Network traffic between the individual nodes of a Couchbase-Server cluster can be encrypted, in order to optimize cluster-internal security.
Couchbase Server supports node-to-node encryption, whereby network traffic between the individual nodes of a cluster is encrypted, in order to optimize cluster-internal security.
Node-to-node encryption is supported for all Couchbase services.
Node-to-node encryption can be established on the following levels:
Control. Cluster-management information passed between nodes by the Cluster Manager and related low-level processes is encrypted. However, the data that is passed between nodes by Couchbase Services continues to be passed in the clear. When node-to-node encryption is first enabled, this is the default.
All. Both cluster-management information and data is passed in encrypted form. Node-to-node encryption can be supported by means of either the Couchbase-provided certificates with which nodes are protected by default; or certificates installed by the administrator.
Strict. This means All with only encrypted communication permitted between nodes and between the cluster and external clients. Note, however, that after Strict has been specified, communication that occurs entirely on a single node using the loopback interface (whereby the machine is identified as either
127.0.0.1) is still permitted in non-encrypted form.
Applying Strict as the
clusterEncryptionLevelhas a number of significant consequences, which should be fully understood before proceeding. See Enforcing TLS.
For practical steps towards set-up, see Manage Node-to-Node Encryption.

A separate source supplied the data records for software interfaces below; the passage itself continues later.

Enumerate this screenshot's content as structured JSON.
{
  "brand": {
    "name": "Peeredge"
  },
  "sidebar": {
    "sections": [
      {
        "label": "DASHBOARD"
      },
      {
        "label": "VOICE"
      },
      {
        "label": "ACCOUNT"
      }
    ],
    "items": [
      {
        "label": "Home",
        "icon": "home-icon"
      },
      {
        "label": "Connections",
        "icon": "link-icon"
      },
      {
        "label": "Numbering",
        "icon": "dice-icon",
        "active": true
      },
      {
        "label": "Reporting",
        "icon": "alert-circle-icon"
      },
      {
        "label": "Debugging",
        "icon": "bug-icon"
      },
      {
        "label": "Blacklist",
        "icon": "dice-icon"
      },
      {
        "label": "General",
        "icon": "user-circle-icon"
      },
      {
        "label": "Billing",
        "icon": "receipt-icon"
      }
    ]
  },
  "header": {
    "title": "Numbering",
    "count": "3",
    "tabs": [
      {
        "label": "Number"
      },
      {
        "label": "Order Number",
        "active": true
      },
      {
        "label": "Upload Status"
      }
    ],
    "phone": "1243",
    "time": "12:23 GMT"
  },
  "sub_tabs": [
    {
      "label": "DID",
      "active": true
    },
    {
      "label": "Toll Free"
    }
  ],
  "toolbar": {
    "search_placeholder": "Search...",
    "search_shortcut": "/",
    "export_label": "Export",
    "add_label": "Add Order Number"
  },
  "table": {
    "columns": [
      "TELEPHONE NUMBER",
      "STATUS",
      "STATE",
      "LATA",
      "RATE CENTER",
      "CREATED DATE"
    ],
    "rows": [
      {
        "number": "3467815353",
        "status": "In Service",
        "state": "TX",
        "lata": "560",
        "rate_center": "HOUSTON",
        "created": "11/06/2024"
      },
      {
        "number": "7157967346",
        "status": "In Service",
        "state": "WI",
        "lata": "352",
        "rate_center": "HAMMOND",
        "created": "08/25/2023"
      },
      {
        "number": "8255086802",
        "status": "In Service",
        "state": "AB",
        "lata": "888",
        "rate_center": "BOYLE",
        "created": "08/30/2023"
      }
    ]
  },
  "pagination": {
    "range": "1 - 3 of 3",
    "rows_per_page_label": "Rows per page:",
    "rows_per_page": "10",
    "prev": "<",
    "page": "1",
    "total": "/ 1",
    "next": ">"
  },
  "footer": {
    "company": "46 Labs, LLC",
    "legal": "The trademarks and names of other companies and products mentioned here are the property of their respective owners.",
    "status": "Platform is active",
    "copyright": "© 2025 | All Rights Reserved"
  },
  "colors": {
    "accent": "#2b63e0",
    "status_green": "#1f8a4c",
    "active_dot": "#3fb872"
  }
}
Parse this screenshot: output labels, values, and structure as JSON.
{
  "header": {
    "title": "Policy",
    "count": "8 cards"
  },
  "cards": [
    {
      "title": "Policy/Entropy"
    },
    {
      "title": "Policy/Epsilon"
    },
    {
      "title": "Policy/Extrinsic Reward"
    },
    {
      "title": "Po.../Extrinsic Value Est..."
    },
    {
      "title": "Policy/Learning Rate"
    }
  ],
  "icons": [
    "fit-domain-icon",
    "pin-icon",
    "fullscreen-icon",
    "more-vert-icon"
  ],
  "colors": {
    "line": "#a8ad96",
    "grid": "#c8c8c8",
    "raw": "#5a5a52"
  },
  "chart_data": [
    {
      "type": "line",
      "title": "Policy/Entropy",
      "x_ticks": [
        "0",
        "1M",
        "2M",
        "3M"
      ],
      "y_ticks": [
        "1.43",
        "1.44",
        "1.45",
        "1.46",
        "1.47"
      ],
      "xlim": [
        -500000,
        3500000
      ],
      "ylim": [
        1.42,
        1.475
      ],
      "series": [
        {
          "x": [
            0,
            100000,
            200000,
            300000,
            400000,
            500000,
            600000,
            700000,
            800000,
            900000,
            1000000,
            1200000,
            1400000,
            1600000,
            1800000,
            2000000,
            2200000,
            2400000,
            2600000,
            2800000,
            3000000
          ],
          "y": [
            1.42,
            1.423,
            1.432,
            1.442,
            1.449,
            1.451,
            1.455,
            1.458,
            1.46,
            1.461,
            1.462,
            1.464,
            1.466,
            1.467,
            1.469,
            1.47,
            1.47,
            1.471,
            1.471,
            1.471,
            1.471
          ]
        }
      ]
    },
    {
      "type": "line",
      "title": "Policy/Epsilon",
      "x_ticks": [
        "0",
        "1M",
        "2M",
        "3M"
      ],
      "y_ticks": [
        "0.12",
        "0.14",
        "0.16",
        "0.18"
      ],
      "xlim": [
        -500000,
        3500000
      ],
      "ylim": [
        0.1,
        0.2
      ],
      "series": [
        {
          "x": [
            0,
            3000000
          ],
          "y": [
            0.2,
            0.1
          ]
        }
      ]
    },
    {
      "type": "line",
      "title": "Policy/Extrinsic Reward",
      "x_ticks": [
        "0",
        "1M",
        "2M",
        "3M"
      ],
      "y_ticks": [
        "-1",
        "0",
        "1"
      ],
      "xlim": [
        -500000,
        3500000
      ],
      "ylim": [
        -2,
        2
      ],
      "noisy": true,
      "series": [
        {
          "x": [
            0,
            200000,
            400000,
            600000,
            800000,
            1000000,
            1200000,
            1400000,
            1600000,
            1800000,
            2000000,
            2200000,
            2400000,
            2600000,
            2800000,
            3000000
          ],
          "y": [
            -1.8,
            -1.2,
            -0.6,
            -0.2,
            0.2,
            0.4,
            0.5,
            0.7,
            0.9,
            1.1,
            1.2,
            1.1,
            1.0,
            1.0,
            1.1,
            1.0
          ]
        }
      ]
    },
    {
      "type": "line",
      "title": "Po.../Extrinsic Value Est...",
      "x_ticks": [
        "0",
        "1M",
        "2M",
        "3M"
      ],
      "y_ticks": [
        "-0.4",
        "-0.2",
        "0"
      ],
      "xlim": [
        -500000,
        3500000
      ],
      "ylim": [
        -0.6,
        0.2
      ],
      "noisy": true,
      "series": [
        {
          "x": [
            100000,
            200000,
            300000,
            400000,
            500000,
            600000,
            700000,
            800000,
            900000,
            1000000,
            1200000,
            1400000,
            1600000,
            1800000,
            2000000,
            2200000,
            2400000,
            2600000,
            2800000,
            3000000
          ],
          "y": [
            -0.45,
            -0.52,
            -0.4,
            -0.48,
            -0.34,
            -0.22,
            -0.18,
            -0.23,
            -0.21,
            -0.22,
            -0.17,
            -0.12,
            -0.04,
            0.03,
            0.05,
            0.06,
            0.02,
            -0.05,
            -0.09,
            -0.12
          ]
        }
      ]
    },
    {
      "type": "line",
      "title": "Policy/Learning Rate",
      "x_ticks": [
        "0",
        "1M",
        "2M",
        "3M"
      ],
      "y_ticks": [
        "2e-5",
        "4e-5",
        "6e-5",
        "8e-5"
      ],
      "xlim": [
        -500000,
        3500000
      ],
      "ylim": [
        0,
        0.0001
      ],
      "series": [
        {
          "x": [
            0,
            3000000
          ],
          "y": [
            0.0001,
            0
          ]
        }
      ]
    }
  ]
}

Node-to-node encryption is disabled by default. Note that auto-failover must be switched off both for a change to be made to the cluster’s address-family, and for encryption to be enabled or disabled: auto-failover can be switched back on after the necessary changes have been made. (This requirement prevents nodes that are undergoing changes from being determined unresponsive during the process, and unnecessarily failed over.)
Note also that all Eventing functions must be paused before node-to-node encryption for the cluster is enabled, disabled, or is established at a new level: this prevents loss of mutations. All paused Eventing functions should then be resumed, once changes to node-to-node encryption are complete. For information, see eventing-function-setup.
Node-to-node encryption is managed by means of the Couchbase CLI. The typical sequence of commands and other activities is summarized below.
Change address family. Both IPV4 and IPV6 addresses are supported: one or the other must be selected. The selected setting is applied to every node in the cluster. The address family is changed by means of the ip-family CLI command.
Pause all Eventing functions.
Enable cluster encryption. Cluster encryption must be specifically enabled: by default, it is disabled. To enable or disable cluster encryption, or to determine the current setting, use the node-to-node-encryption CLI command.
Establish cluster encryption-level. This determines whether only cluster-management information or both cluster-management information and data will be passed in encrypted form: these are respectively the control and all encryption levels. Use the setting-security CLI command to specify or to get the current setting.
Resume all previously paused Eventing functions.
If required, re-enable auto-failover.
For a more detailed account of this sequence, see Manage Node-to-Node Encryption.
Prior to Couchbase Server Version 7.1, node-to-node encryption, which is managed by means of the Couchbase CLI, needed to be disabled before management of either root or intermediate certificates could be performed. This restriction is lifted in version 7.1: therefore, root and intermediate certificates can now be managed while node-to-node encryption is enabled.